Although known to scientists since 1939, it was photographed alive only in 2004. Old drawings and photos do not show the transparent head, as it is usually destroyed when they are brought up to the surface.
The species most distinctive trait is the transparent, fluid-filled dome on its head, through which the lenses of the eyes can be seen. The barrel-shaped eyes can be rotated to point either forward or straight up, looking through the transparent dome.
The mouth is tiny and most of the body is covered with large scales. Most caught specimens are 15 cm long, but they can grow to be at least 44 cm. The small mouth suggests that they are very precise and selective in capturing small prey.
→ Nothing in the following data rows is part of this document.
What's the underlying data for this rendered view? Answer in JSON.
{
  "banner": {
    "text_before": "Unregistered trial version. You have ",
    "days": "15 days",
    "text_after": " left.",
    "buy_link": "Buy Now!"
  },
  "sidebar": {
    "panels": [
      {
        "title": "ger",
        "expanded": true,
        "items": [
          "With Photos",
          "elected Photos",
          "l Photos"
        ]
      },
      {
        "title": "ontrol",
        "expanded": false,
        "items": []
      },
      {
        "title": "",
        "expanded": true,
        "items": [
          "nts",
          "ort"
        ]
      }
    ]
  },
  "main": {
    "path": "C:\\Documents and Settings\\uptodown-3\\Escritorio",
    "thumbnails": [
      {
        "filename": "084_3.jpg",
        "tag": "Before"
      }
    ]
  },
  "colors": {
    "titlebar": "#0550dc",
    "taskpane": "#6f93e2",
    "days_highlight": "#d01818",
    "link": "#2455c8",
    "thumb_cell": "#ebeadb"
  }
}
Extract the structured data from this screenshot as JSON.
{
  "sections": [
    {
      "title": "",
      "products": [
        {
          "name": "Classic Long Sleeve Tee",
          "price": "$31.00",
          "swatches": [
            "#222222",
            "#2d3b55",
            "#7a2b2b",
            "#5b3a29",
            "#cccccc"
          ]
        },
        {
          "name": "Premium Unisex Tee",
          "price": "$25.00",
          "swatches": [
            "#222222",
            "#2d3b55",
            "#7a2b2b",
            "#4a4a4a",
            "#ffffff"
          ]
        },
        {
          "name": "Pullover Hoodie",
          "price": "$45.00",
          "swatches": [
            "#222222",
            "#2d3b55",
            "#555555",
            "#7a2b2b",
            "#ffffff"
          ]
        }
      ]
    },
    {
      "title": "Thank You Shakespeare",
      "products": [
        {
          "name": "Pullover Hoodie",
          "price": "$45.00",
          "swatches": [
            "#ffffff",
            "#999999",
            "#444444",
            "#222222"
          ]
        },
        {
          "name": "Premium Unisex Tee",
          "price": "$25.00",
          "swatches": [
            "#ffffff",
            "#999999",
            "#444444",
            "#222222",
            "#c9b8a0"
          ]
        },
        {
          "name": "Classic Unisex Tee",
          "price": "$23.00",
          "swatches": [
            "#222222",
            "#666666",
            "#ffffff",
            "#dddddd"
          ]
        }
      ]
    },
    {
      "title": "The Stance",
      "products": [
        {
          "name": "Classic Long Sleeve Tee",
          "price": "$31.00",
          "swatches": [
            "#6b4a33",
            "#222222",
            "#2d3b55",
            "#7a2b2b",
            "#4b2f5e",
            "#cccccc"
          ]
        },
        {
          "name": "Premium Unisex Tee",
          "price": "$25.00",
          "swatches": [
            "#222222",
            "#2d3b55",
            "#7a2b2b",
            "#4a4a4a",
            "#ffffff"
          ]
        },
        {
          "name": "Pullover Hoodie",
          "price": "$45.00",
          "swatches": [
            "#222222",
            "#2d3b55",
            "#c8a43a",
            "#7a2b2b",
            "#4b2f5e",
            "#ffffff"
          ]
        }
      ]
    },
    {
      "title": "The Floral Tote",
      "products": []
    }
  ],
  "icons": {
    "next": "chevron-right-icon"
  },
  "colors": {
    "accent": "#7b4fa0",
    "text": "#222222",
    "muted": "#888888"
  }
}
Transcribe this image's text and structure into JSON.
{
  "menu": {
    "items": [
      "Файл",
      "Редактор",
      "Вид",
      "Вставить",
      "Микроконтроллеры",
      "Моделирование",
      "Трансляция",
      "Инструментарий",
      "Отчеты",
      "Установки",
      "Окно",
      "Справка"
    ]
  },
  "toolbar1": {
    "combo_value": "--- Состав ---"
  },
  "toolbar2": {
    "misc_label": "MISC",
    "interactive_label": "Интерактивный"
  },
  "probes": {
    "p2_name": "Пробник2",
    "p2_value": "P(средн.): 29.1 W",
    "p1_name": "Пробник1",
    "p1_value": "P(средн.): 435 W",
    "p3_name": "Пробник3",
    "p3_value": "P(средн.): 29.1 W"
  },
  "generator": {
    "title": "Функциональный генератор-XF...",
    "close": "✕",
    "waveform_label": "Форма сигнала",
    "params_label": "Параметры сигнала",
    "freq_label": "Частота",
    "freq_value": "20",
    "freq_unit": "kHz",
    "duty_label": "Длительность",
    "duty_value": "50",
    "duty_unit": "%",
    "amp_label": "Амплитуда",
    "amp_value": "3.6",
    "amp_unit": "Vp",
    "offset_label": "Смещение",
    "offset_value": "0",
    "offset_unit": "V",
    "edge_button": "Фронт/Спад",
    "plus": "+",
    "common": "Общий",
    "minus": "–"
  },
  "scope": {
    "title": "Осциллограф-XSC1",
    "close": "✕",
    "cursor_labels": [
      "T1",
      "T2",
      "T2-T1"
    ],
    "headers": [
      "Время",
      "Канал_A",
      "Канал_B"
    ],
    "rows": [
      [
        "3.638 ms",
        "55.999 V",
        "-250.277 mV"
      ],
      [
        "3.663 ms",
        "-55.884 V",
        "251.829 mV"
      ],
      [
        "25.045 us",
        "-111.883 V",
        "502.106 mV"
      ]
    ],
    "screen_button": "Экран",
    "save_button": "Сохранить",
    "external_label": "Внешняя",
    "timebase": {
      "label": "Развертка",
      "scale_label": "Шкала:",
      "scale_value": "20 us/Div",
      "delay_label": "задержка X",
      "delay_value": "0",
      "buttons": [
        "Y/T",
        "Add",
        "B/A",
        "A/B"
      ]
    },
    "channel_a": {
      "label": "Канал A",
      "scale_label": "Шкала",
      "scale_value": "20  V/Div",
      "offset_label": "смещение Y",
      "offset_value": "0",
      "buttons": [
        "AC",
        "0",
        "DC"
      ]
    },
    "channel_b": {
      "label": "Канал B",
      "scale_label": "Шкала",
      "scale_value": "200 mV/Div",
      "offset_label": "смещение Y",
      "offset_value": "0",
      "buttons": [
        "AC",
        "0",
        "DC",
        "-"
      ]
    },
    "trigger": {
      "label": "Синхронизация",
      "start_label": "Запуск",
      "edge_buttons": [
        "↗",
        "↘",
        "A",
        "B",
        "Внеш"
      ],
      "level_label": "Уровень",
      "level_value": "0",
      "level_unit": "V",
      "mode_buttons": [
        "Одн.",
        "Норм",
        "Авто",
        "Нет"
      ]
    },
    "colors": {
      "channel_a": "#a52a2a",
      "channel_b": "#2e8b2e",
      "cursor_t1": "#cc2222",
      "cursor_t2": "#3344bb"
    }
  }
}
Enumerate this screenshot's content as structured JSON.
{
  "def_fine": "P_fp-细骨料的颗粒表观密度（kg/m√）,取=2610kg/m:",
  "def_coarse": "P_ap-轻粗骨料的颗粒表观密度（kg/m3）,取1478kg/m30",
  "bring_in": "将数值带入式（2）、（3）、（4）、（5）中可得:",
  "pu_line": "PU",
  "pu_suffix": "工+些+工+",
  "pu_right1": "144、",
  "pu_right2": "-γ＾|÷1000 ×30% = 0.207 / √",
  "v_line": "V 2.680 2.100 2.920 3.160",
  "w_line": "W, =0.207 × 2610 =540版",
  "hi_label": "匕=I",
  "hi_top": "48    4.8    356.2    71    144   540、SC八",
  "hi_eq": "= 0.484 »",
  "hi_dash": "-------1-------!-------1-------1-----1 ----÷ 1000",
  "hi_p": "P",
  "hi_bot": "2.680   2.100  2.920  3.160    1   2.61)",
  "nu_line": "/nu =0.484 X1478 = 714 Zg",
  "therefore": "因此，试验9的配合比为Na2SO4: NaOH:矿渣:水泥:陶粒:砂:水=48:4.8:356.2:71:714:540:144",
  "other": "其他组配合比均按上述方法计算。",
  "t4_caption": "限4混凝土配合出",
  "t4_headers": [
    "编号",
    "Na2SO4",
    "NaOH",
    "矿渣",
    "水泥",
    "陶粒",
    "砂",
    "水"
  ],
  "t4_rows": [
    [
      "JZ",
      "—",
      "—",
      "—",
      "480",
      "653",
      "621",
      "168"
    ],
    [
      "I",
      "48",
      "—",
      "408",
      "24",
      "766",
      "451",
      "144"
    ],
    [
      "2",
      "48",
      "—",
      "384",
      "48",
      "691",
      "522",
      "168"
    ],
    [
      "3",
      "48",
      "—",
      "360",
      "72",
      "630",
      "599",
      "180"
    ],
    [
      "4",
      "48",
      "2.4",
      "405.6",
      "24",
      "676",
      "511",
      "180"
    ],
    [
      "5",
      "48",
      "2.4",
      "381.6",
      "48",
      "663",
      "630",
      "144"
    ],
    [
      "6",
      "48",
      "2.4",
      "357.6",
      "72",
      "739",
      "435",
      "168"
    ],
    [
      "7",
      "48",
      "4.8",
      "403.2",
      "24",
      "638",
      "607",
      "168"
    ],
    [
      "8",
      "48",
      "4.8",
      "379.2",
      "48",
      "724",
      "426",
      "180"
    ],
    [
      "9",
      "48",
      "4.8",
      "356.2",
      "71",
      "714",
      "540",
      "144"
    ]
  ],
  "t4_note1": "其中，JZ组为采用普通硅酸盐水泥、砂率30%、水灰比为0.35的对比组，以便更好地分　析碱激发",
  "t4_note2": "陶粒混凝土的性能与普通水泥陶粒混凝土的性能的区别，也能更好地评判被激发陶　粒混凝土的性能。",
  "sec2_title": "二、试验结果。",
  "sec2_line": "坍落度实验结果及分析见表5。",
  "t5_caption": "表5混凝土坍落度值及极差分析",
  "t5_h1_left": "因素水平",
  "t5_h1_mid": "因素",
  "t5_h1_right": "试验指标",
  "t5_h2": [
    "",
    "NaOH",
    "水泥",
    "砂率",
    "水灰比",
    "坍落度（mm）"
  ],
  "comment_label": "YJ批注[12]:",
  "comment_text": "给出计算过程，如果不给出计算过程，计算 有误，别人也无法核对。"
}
They have large, flat fins which allow them to remain nearly motionless in the water and to maneuver with great precision.
The green pigments in the eyes may filter out sunlight coming directly from the sea surface, helping the fish to spot the bioluminescent light some jellies and other aquatic creatures emit.
They are oviparous (egg-laying) with planktonic larvae.
They are solitary animals that spend most of the time motionless, with the body in a horizontal position and the eyes looking upward.
originally posted by: DjembeJedi
Just another Crazy addition in the "Evolution" of the species on our beautiful planet!